What is required — The tail of the records, from the line containing "Extract the structured" through the final line, should be printed exactly and on its own.

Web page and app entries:
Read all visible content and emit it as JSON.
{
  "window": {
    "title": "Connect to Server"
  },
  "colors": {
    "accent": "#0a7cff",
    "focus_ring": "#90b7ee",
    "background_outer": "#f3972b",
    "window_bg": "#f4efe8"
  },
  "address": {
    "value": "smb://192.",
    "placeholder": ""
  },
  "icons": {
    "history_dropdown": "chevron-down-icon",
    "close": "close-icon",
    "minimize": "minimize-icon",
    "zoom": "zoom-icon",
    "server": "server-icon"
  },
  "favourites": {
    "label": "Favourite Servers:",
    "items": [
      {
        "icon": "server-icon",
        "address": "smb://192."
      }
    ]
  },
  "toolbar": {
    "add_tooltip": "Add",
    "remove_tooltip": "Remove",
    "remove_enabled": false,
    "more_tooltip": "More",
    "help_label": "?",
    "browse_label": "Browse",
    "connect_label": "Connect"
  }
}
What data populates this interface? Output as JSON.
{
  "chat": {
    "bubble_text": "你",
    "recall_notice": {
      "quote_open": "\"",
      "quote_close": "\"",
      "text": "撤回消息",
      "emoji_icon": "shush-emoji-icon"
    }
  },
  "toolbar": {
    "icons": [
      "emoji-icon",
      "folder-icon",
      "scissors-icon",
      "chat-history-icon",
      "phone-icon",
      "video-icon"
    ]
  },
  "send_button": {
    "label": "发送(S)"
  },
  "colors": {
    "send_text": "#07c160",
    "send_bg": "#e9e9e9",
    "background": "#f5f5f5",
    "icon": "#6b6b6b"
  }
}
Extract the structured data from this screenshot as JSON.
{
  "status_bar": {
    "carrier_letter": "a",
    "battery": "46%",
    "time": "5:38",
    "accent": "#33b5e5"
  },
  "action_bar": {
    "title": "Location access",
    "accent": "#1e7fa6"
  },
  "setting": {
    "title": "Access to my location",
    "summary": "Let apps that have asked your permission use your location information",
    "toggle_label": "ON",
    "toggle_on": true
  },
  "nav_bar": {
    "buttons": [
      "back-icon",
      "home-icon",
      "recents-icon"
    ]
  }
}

Answer for this exercise —
Extract the structured data from this screenshot as JSON.
{
  "status_bar": {
    "carrier_letter": "a",
    "battery": "46%",
    "time": "5:38",
    "accent": "#33b5e5"
  },
  "action_bar": {
    "title": "Location access",
    "accent": "#1e7fa6"
  },
  "setting": {
    "title": "Access to my location",
    "summary": "Let apps that have asked your permission use your location information",
    "toggle_label": "ON",
    "toggle_on": true
  },
  "nav_bar": {
    "buttons": [
      "back-icon",
      "home-icon",
      "recents-icon"
    ]
  }
}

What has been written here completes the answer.